APStracts 3:0246N, 1996.
ABSTRACT
The fastigial nucleus (FN) receives vestibular information predominantly from Purkinje cells (PCs) of the vermis. The FN in the monkey can be divided in a rostral part, related to spinal mechanisms, and a caudal part with oculomotor functions. In order to understand the role of FN during movements in space single unit activity in alert monkeys was recorded during passive 3- dimensional head movements from rostral FN. Seated monkeys were rotated sinusoidally around a horizontal earth fixed axis (vertical-stimulation) at different orientations 15 apart (including roll, pitch, vertical-canal-plane and intermediate planes). In addition sinusoidal rotations around an earth vertical axis (yaw-stimulus) included different roll and pitch positions (+/- 10,+/-20). The latter positions were also used for static stimulation. 158 neurons in two monkeys were modulated during the sinusoidal vertical search stimulation. The vast majority showed a uniform response pattern: a maximum at a specific head orientation (response vector orientation) and a null-response 90 apart. Detailed analysis was obtained from 111 neurons. Based on their phase relation during dynamic stimulation and their response to static tilt these neurons were classified as vertical semicircular canal (N=79, 71.2%) or otolith (N=25; 22.5%) related. Only 7 neurons did not follow the usual response pattern and were classified as complex neurons. For the vertical canal-related neurons (N=79) all 8 major response vector orientations (ipsilateral or contralateral anterior canal, posterior canal, roll, pitch nose-down and nose-up) were found in the FN on one side. Neurons with ipsilateral orientations were more numerous and on average more sensitive than those with contralateral orientations. The remaining 10 neurons were classified as pitch neurons. Twenty-eight percent of the vertical canal- related neurons also responded to horizontal canal stimulation. None of the vertical canal-related neurons responded to static tilt. Otolith-related neurons (N=25) had a phase relation close to head position and were considerably less numerous than canal-related neurons. Except for pitch all other response vector orientations were found. Seventy percent of these neurons responding during dynamic stimulation also responded during static tilt. The sensitivity during dynamic stimulation was always higher than during static stimulation. Sixty-one percent of the otolith-related neurons responded also to horizontal canal stimulation. These results show that in the fastigial nucleus robust vestibular signals are abundant. Canal-related responses are much more common than otolith-related responses. Although for many canal neurons the responses can be related to single canal planes, canal convergence between vertical but also with horizontal canals is common.

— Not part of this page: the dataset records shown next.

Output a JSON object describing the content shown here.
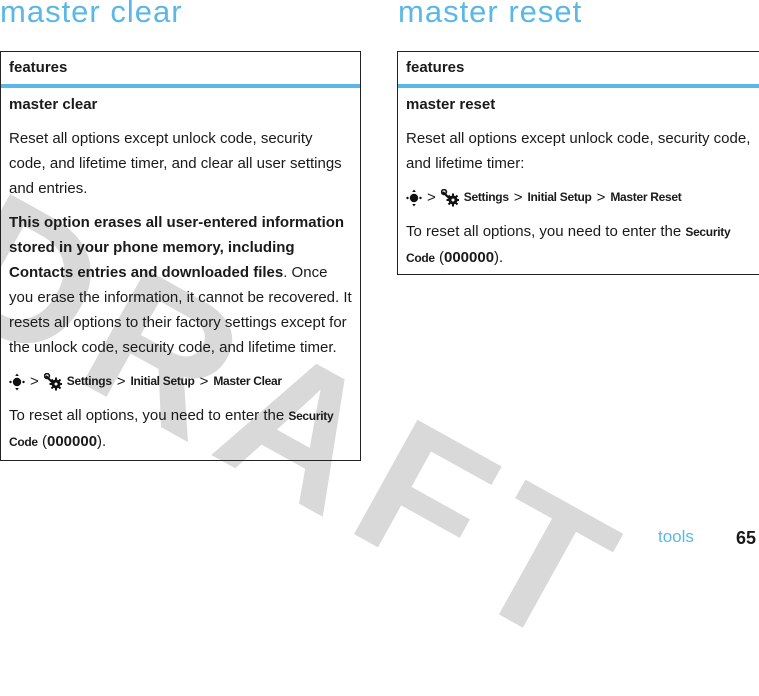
{
  "watermark": "DRAFT",
  "colors": {
    "accent": "#5bb8e6",
    "watermark": "#d9d9d9",
    "text": "#1a1a1a"
  },
  "left": {
    "heading": "master clear",
    "table_header": "features",
    "row_title": "master clear",
    "description": "Reset all options except unlock code, security code, and lifetime timer, and clear all user settings and entries.",
    "warning_bold": "This option erases all user-entered information stored in your phone memory, including Contacts entries and downloaded files",
    "warning_rest": ". Once you erase the information, it cannot be recovered. It resets all options to their factory settings except for the unlock code, security code, and lifetime timer.",
    "nav": {
      "icons": [
        "nav-key-icon",
        "settings-icon"
      ],
      "separator": ">",
      "path": [
        "Settings",
        "Initial Setup",
        "Master Clear"
      ]
    },
    "code_text_before": "To reset all options, you need to enter the ",
    "code_label": "Security Code",
    "code_open": " (",
    "code_value": "000000",
    "code_close": ")."
  },
  "right": {
    "heading": "master reset",
    "table_header": "features",
    "row_title": "master reset",
    "description": "Reset all options except unlock code, security code, and lifetime timer:",
    "nav": {
      "icons": [
        "nav-key-icon",
        "settings-icon"
      ],
      "separator": ">",
      "path": [
        "Settings",
        "Initial Setup",
        "Master Reset"
      ]
    },
    "code_text_before": "To reset all options, you need to enter the ",
    "code_label": "Security Code",
    "code_open": " (",
    "code_value": "000000",
    "code_close": ")."
  },
  "footer": {
    "section": "tools",
    "page_number": "65"
  }
}
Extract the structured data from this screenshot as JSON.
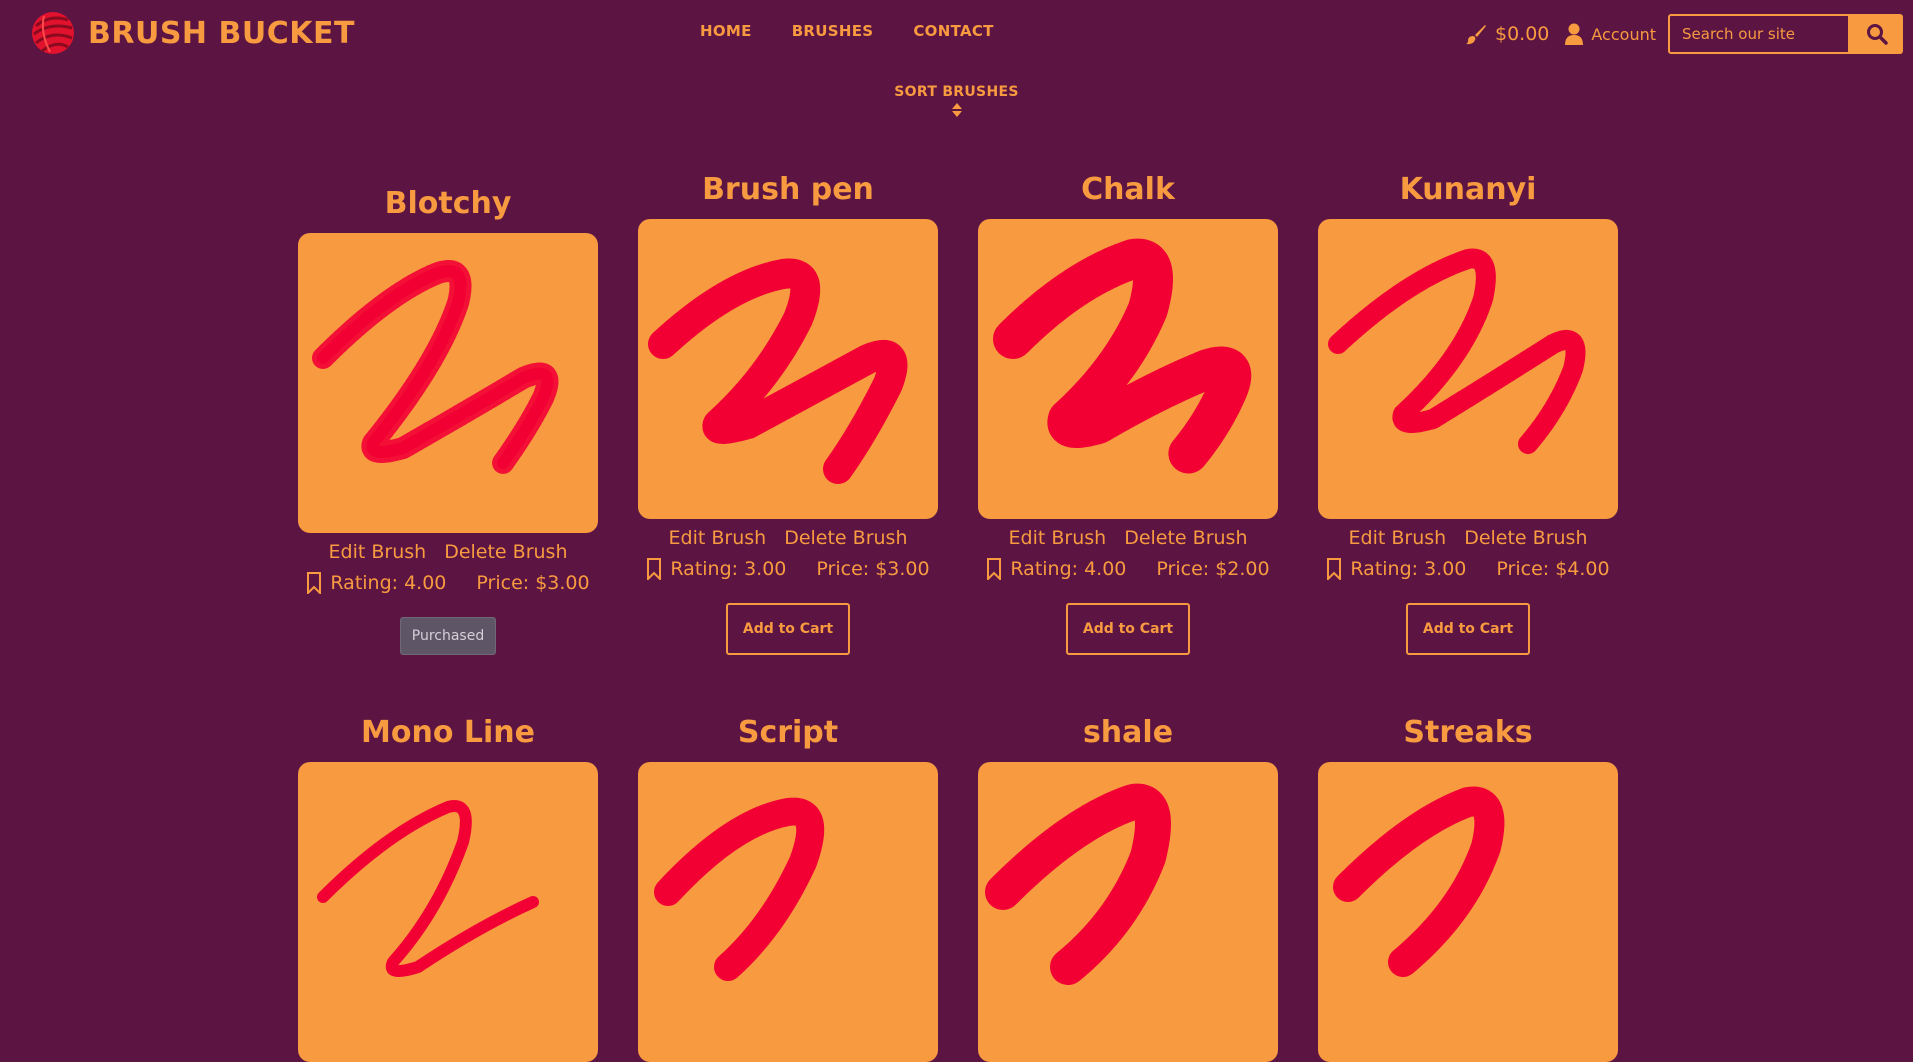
{
  "brand": {
    "name": "BRUSH BUCKET",
    "logo_icon": "brush-ball-logo-icon"
  },
  "nav": {
    "home": "HOME",
    "brushes": "BRUSHES",
    "contact": "CONTACT"
  },
  "cart": {
    "icon": "paintbrush-icon",
    "total": "$0.00"
  },
  "account": {
    "icon": "user-icon",
    "label": "Account"
  },
  "search": {
    "placeholder": "Search our site",
    "icon": "search-icon"
  },
  "sort": {
    "label": "SORT BRUSHES",
    "icon": "sort-icon"
  },
  "colors": {
    "background": "#5c1542",
    "accent": "#f79a40",
    "stroke": "#f20034"
  },
  "labels": {
    "edit": "Edit Brush",
    "delete": "Delete Brush",
    "add_to_cart": "Add to Cart",
    "purchased": "Purchased"
  },
  "brushes": [
    {
      "name": "Blotchy",
      "rating": "Rating: 4.00",
      "price": "Price: $3.00",
      "purchased": true
    },
    {
      "name": "Brush pen",
      "rating": "Rating: 3.00",
      "price": "Price: $3.00",
      "purchased": false
    },
    {
      "name": "Chalk",
      "rating": "Rating: 4.00",
      "price": "Price: $2.00",
      "purchased": false
    },
    {
      "name": "Kunanyi",
      "rating": "Rating: 3.00",
      "price": "Price: $4.00",
      "purchased": false
    },
    {
      "name": "Mono Line"
    },
    {
      "name": "Script"
    },
    {
      "name": "shale"
    },
    {
      "name": "Streaks"
    }
  ]
}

Received 3 July 1996; accepted in final form 18 October 1996.
APS Manuscript Number J523-6.
Article publication pending J. Neurophysiol.

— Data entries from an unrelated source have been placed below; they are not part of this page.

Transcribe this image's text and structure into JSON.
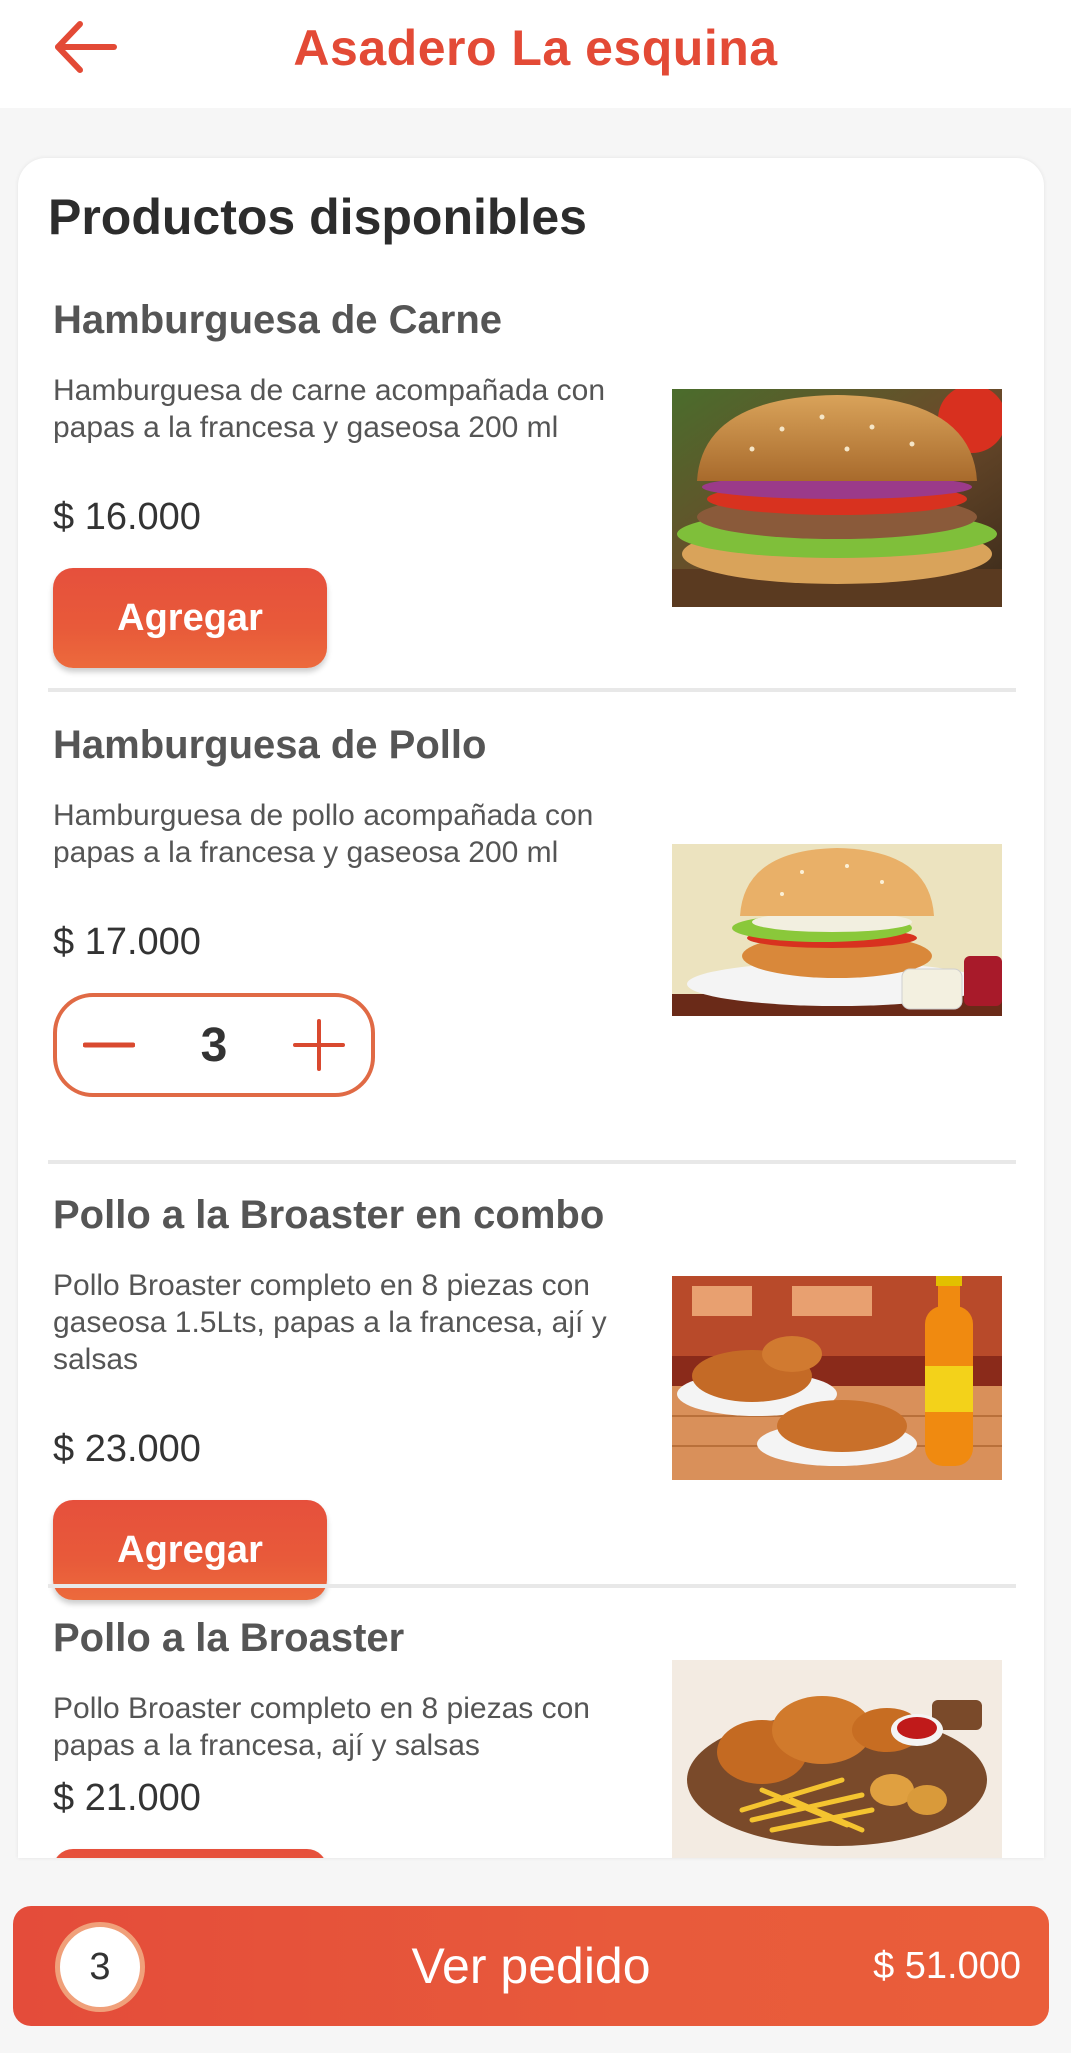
{
  "header": {
    "title": "Asadero La esquina",
    "back_icon": "arrow-left-icon",
    "accent": "#e34a36"
  },
  "main": {
    "section_title": "Productos disponibles",
    "add_label": "Agregar",
    "products": [
      {
        "name": "Hamburguesa de Carne",
        "description": "Hamburguesa de carne acompañada con papas a la francesa y gaseosa 200 ml",
        "price": "$ 16.000",
        "image": "beef-burger-photo"
      },
      {
        "name": "Hamburguesa de Pollo",
        "description": "Hamburguesa de pollo acompañada con papas a la francesa y gaseosa 200 ml",
        "price": "$ 17.000",
        "image": "chicken-burger-photo",
        "quantity": "3"
      },
      {
        "name": "Pollo a la Broaster en combo",
        "description": "Pollo Broaster completo en 8 piezas con gaseosa 1.5Lts, papas a la francesa, ají y salsas",
        "price": "$ 23.000",
        "image": "broaster-combo-photo"
      },
      {
        "name": "Pollo a la Broaster",
        "description": "Pollo Broaster completo en 8 piezas con papas a la francesa, ají y salsas",
        "price": "$ 21.000",
        "image": "broaster-platter-photo"
      }
    ]
  },
  "cart": {
    "count": "3",
    "label": "Ver pedido",
    "total": "$ 51.000"
  }
}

ISSN 1080-4757 Copyright 1996 The American Physiological Society.
Published in APStracts on 31 December 1996